Neurobiology researchers Jeong Sook Kim-Han and Karen O’Malley, PhD, found evidence of a specific vulnerability in nerve cells affected by Parkinson’s disease.
Dopamine is involved in brain cell communications including the signals that control movement. As Parkinson’s kills the dopamine-producing cells, patients begin to develop tremors, problems moving and other symptoms.
The new research shows that a drug known to damage dopamine-producing nerve cells and mimic Parkinson’s disease does so by rapidly damaging cellular energy generators called mitochondria. This damage impairs the ability of mitochondria to circulate around the cell as they normally would. As a result, axons, the extended arms nerve cells use to send messages, wither; a few days later, the body or main portion of the cell also dies.
“Much of the research into Parkinson’s disease treatments is focused on saving the bodies of these cells, but our results suggest that keeping axons healthy also is essential,”says Karen O’Malley, PhD, of Washington University School of Medicine in St. Louis. “When axons die back, dopamine is no longer delivered to the neurons that need it. The cell body also has fewer connections to other cells, and it needs those connections to survive.”
The results were published May 11 in The Journal of Neuroscience.
Many processes and facilities for cellular maintenance are in the body of the nerve cell, and their products sometimes have to travel a significant distance to reach the axon’s end.
“If you think, for example, about one of your peripheral nerves, the cell body is located in the spinal column, but some of the axons extend as far as your big toe,” says O’Malley, professor of neurobiology. “That’s like the cell body sits in an office in St. Louis and the end of the axon is in Chicago.”
O’Malley compares the axon’s system for transporting supplies to a railroad. Mitochondria are part of the railroad’s cargo. They supply the energy that allows the axon to do its work.
For the study, O’Malley gave cultured mouse nerve cells a toxin called MPP+ that causes Parkinson’s-like symptoms.
“MPP+ is a derivative of a synthetic form of heroin developed in California in the early 1980s,” O’Malley says. “It came to scientists’ attention when teenage abusers of the drug went to the hospital with Parkinson’s disease symptoms.”
O’Malley found that the toxin stopped the movement of mitochondria in the axon in 30 minutes.

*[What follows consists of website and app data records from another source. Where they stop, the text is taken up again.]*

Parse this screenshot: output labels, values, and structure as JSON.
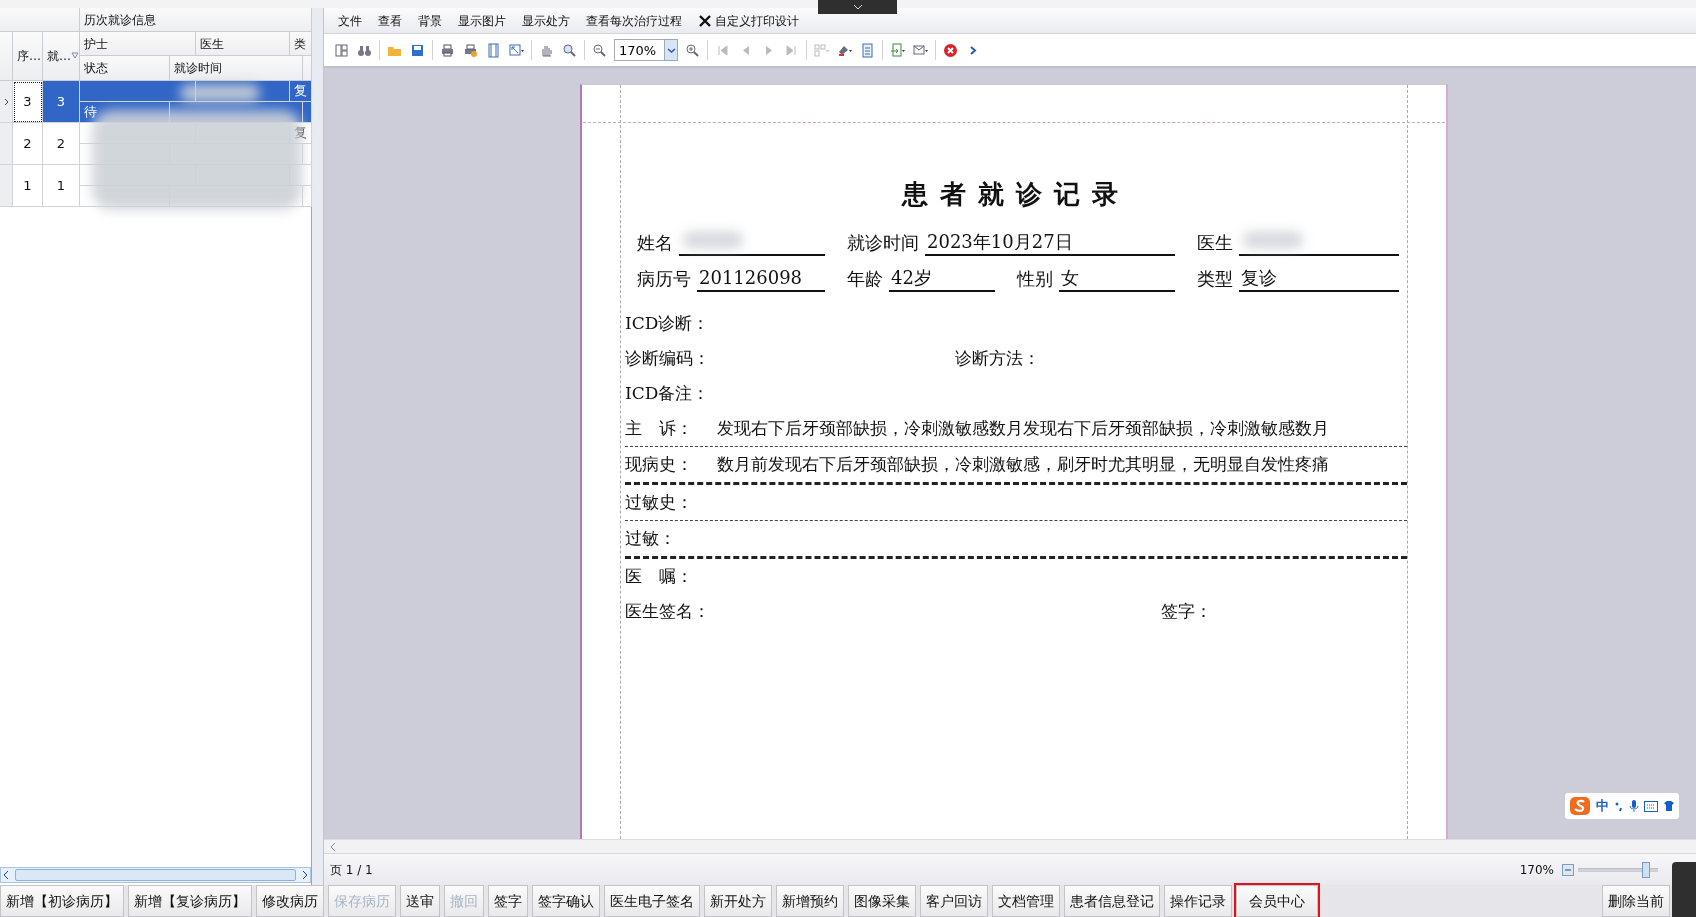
{
  "grid": {
    "group_title": "历次就诊信息",
    "col_no": "序…",
    "col_visit": "就…",
    "col_nurse": "护士",
    "col_doctor": "医生",
    "col_type": "类",
    "col_status": "状态",
    "col_time": "就诊时间",
    "rows": [
      {
        "no": "3",
        "visit": "3",
        "type": "复",
        "status": "待",
        "selected": true
      },
      {
        "no": "2",
        "visit": "2",
        "type": "复",
        "status": "",
        "selected": false
      },
      {
        "no": "1",
        "visit": "1",
        "type": "",
        "status": "",
        "selected": false
      }
    ]
  },
  "menu": [
    {
      "label": "文件",
      "kind": "plain"
    },
    {
      "label": "查看",
      "kind": "plain"
    },
    {
      "label": "背景",
      "kind": "plain"
    },
    {
      "label": "显示图片",
      "kind": "plain"
    },
    {
      "label": "显示处方",
      "kind": "plain"
    },
    {
      "label": "查看每次治疗过程",
      "kind": "plain"
    },
    {
      "label": "自定义打印设计",
      "kind": "tools"
    }
  ],
  "toolbar": [
    {
      "kind": "layout",
      "disabled": false
    },
    {
      "kind": "binoculars",
      "disabled": false
    },
    {
      "kind": "sep"
    },
    {
      "kind": "folder",
      "disabled": false
    },
    {
      "kind": "save",
      "disabled": false
    },
    {
      "kind": "sep"
    },
    {
      "kind": "print",
      "disabled": false
    },
    {
      "kind": "print-options",
      "disabled": false
    },
    {
      "kind": "page",
      "disabled": false
    },
    {
      "kind": "fit",
      "disabled": false
    },
    {
      "kind": "sep"
    },
    {
      "kind": "hand",
      "disabled": false
    },
    {
      "kind": "zoom-area",
      "disabled": false
    },
    {
      "kind": "sep"
    },
    {
      "kind": "zoom-out",
      "disabled": false
    },
    {
      "kind": "zoom",
      "value": "170%"
    },
    {
      "kind": "zoom-in",
      "disabled": false
    },
    {
      "kind": "sep"
    },
    {
      "kind": "first",
      "disabled": true
    },
    {
      "kind": "prev",
      "disabled": true
    },
    {
      "kind": "next",
      "disabled": true
    },
    {
      "kind": "last",
      "disabled": true
    },
    {
      "kind": "sep"
    },
    {
      "kind": "multipage",
      "disabled": true
    },
    {
      "kind": "color",
      "disabled": false
    },
    {
      "kind": "document",
      "disabled": false
    },
    {
      "kind": "sep"
    },
    {
      "kind": "export",
      "disabled": false
    },
    {
      "kind": "mail",
      "disabled": false
    },
    {
      "kind": "sep"
    },
    {
      "kind": "close",
      "disabled": false
    },
    {
      "kind": "more",
      "disabled": false
    }
  ],
  "record": {
    "title": "患者就诊记录",
    "header_fields": [
      [
        {
          "label": "姓名",
          "redacted": true
        },
        {
          "label": "就诊时间",
          "value": "2023年10月27日"
        },
        {
          "label": "医生",
          "redacted": true
        }
      ],
      [
        {
          "label": "病历号",
          "value": "201126098"
        },
        {
          "label": "年龄",
          "value": "42岁"
        },
        {
          "label": "性别",
          "value": "女"
        },
        {
          "label": "类型",
          "value": "复诊"
        }
      ]
    ],
    "lines": [
      {
        "kind": "single",
        "label": "ICD诊断：",
        "rule": false
      },
      {
        "kind": "pair",
        "label": "诊断编码：",
        "label2": "诊断方法：",
        "rule": false
      },
      {
        "kind": "single",
        "label": "ICD备注：",
        "rule": false
      },
      {
        "kind": "text",
        "label": "主　诉：",
        "value": "发现右下后牙颈部缺损，冷刺激敏感数月发现右下后牙颈部缺损，冷刺激敏感数月",
        "rule": true,
        "rule_bold": false
      },
      {
        "kind": "text",
        "label": "现病史：",
        "value": "数月前发现右下后牙颈部缺损，冷刺激敏感，刷牙时尤其明显，无明显自发性疼痛",
        "rule": true,
        "rule_bold": true
      },
      {
        "kind": "single",
        "label": "过敏史：",
        "rule": true,
        "rule_bold": false
      },
      {
        "kind": "single",
        "label": "过敏：",
        "rule": true,
        "rule_bold": true
      },
      {
        "kind": "single",
        "label": "医　嘱：",
        "rule": false
      },
      {
        "kind": "signature",
        "label": "医生签名：",
        "label2": "签字：",
        "rule": false
      }
    ]
  },
  "status_bar": {
    "page": "页 1 / 1",
    "zoom": "170%",
    "level": 0.85
  },
  "ime": {
    "label": "中"
  },
  "buttons": [
    {
      "label": "新增【初诊病历】",
      "disabled": false,
      "highlighted": false
    },
    {
      "label": "新增【复诊病历】",
      "disabled": false,
      "highlighted": false
    },
    {
      "label": "修改病历",
      "disabled": false,
      "highlighted": false
    },
    {
      "label": "保存病历",
      "disabled": true,
      "highlighted": false
    },
    {
      "label": "送审",
      "disabled": false,
      "highlighted": false
    },
    {
      "label": "撤回",
      "disabled": true,
      "highlighted": false
    },
    {
      "label": "签字",
      "disabled": false,
      "highlighted": false
    },
    {
      "label": "签字确认",
      "disabled": false,
      "highlighted": false
    },
    {
      "label": "医生电子签名",
      "disabled": false,
      "highlighted": false
    },
    {
      "label": "新开处方",
      "disabled": false,
      "highlighted": false
    },
    {
      "label": "新增预约",
      "disabled": false,
      "highlighted": false
    },
    {
      "label": "图像采集",
      "disabled": false,
      "highlighted": false
    },
    {
      "label": "客户回访",
      "disabled": false,
      "highlighted": false
    },
    {
      "label": "文档管理",
      "disabled": false,
      "highlighted": false
    },
    {
      "label": "患者信息登记",
      "disabled": false,
      "highlighted": false
    },
    {
      "label": "操作记录",
      "disabled": false,
      "highlighted": false
    },
    {
      "label": "会员中心",
      "disabled": false,
      "highlighted": true
    }
  ],
  "right_button": {
    "label": "删除当前"
  }
}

The railroad still functioned, shipping other cargo to the end of the axon. But most mitochondria either stopped moving or were headed for the cell body instead of the axon.
O’Malley suspected that this meant the mitochondria were damaged by the changes caused by the toxin and being shipped back to the cell body for repair. Additional tests supported this theory, showing that the mitochondria had lost their ability to maintain their membrane potential, a measure of mitochondrial fitness.
The specificity of this toxin for dopamine-producing cells is reinforced by the finding that other types of nerve cells did not have problems transporting mitochondria after toxin exposure. In a comparison between different nerve cell types, O’Malley found mitochondria in dopamine-producing nerve cells are smaller in size and travel three times slower. But she can’t yet definitively say that these distinctions play a role in the problems caused by the toxin.
Scientists screened several compounds to see if they could block the toxin’s effects. Only two antioxidants worked, glutathione and N-acetyl cysteine. The latter compound has already been shown to be effective in animal models of Parkinson’s disease and is used as a treatment for other disorders in patients.
O’Malley is currently studying whether two genes linked to Parkinson’s disease affect mitochondria damaged by the toxin.
“We’re going to continue to look for specific differences in these cells that might help scientists develop better treatments,” O’Malley says.
Kim-Han JS, Antenor-Dorsey JA, O’Malley KL. The Parkinsonian mimetic, MPP+, specifically impairs mitochondrial transport in dopamine axons. The Journal of Neuroscience, May 11, 2011.
Funding from the National Institutes of Health (NIH), the National Institutes of Health Neuroscience Blueprint Core Grant and the Bakewell Family Foundation supported this research.
Washington University School of Medicine’s 2,100 employed and volunteer faculty physicians also are the medical staff of Barnes-Jewish and St. Louis Children’s hospitals. The School of Medicine is one of the leading medical research, teaching and patient care institutions in the nation, currently ranked fourth in the nation by U.S. News & World Report. Through its affiliations with Barnes-Jewish and St. Louis Children’s hospitals, the School of Medicine is linked to BJC HealthCare.